I don’t think I have climate anxiety but I think that’s because I don’t understand climate change as well. In New England, when the weather changes, they say, That’s just New England, that’s the way the weather is, but is it? Or is the weather changing along with the climate? … I have a fear of ants–they skeeve me out the most–and in my house every year there’s carpenter ants, and every year my dad has to spray them. And the other day I killed 33 ants, and someone said it was because of mild winters, the bugs don’t sleep well, so they’re out and about more. I was lying on the couch crying. I was gonna do some work, I was gonna clean, and I just couldn’t.
The next day, after checking her messages, S opened a new browser tab and typed in the Resilient RI address from the back of the card from the booth. She clicked on “Climate Challenges,” then on the links about sea level rise, health impacts, saltwater intrusion and threats to clean drinking water, then on some of the links at those links. She clicked, forgetting she had a body until her wrist began to ache, returning a sense of pain to her back, her hips, her feet. From the kitchen counter she moved over to the couch, slowly, numbly, like a very old person. She lay down facing the back of the couch and her tears began to seep into the fabric of the cushions. Her phone went off three times. At least one call was her boss, she was sure, and she recognized the special ringtone she had for her sister.
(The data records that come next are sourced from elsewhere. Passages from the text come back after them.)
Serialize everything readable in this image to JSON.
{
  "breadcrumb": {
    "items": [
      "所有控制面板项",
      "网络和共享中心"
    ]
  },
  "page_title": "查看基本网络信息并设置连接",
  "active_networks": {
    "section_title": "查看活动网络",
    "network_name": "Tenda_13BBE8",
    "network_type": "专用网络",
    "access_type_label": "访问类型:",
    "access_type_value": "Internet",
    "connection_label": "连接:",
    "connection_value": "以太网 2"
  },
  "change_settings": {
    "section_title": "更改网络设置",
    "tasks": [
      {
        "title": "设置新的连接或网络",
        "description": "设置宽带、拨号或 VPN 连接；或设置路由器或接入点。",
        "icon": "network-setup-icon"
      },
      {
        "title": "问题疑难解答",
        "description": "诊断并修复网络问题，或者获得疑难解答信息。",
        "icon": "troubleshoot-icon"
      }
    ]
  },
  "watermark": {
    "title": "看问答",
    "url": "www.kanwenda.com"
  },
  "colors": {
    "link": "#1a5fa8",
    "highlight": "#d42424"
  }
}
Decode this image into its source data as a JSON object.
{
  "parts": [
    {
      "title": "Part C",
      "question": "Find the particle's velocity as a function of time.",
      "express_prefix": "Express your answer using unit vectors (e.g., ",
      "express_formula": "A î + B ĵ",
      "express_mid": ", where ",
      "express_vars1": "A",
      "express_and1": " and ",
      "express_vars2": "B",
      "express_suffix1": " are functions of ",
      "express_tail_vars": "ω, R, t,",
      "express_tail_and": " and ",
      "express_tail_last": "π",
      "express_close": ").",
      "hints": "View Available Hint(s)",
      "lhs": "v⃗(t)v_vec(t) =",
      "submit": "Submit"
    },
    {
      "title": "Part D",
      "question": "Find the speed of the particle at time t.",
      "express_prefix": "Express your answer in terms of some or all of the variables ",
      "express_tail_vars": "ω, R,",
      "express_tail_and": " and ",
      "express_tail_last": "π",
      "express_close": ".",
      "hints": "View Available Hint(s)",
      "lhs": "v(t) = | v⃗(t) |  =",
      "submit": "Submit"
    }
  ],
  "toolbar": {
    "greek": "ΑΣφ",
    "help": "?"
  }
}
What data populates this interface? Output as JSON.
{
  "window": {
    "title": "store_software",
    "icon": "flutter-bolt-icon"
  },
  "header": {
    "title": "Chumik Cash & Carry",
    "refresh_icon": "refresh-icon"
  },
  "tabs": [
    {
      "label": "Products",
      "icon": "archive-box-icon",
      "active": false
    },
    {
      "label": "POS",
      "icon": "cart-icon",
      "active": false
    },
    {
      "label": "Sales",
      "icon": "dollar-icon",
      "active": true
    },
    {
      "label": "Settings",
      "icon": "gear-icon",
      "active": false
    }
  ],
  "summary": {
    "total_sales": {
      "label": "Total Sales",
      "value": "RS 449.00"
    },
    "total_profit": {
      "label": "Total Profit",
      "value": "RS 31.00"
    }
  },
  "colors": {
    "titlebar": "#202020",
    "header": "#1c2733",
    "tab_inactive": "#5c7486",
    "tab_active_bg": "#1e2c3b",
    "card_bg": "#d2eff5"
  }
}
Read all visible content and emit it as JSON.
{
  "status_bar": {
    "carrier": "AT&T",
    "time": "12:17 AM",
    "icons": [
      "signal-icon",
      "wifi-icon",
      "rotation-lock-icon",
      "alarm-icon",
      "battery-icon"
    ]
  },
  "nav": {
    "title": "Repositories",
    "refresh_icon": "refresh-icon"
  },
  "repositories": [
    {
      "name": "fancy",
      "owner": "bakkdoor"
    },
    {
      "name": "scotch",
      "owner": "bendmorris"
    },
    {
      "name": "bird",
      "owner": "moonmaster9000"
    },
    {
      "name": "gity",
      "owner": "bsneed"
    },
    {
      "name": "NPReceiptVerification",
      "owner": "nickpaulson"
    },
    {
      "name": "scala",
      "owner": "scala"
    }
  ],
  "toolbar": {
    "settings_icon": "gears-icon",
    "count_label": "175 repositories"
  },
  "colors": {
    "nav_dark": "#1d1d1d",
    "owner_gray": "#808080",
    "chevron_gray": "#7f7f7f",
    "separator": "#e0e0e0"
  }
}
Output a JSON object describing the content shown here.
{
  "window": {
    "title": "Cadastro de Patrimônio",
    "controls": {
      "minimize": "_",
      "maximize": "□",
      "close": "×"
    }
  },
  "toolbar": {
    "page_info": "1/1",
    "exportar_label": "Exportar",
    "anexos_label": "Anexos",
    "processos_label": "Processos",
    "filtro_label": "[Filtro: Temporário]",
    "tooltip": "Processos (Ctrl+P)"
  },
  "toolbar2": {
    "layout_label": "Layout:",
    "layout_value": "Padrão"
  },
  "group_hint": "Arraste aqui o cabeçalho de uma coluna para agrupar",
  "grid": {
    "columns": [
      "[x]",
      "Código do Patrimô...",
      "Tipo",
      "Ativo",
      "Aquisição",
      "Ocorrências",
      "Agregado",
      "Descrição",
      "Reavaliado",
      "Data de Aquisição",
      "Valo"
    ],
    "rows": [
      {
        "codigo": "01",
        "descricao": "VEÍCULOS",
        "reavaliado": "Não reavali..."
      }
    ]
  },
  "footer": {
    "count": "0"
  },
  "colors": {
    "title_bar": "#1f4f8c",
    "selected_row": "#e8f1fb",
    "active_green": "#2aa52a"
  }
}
All the light went out of the room before S moved again. She stood up. Her body felt like something she was moving, a suit of armor. A spacesuit. A hazmat suit. Oh, god.
The next day she called in to work. Are you sick? her boss asked.
No, S said.
Do you want me to put it down as a personal day? her boss asked.
It’s not just personal, S, said, the tears starting to seep back into her voice, it’s everything.
S drove to Lincoln Woods. She parked her car and sat on the grass and tried to breathe slowly. It was a hot, heavy day; the grass itched her legs and the edge of the water was scummy with algae and mud. She tried not to think of anything very much, to look at the sky with its metallic hot-day sheen, to listen to the birdcall she always heard here–she didn’t know what bird.
S worked for a community organization serving a particular regional and ethnic group of people within the city, and the following week, she asked to meet with her boss.
What about? her boss asked.
Environmental justice as a component of our mission, said S, but when she got into her boss’s office she started to cry again. Her boss sat and said nothing and when S quieted down, her boss said, I feel terrible too. I’m not a crier, but if I were, I would cry about this. You know I love what we do. I love us. But I worry that there’s no point to it. And there’s no place in the kind of conversations we have and the plans we make for saying, Maybe there’s no point because we’re all gonna starve to death or be flooded out or go crazy.
But what we do is good, S said, wiping her nose. We match people up with services they need. We get old people fed, we get kids into school. Can’t we keep doing those things, shouldn’t we keep doing those things as long as we can?
Some of them, her boss said. But maybe some of them are more important in the present than in the future, and some of them will be more important in the future than in the present. They might not be the ones we’d think.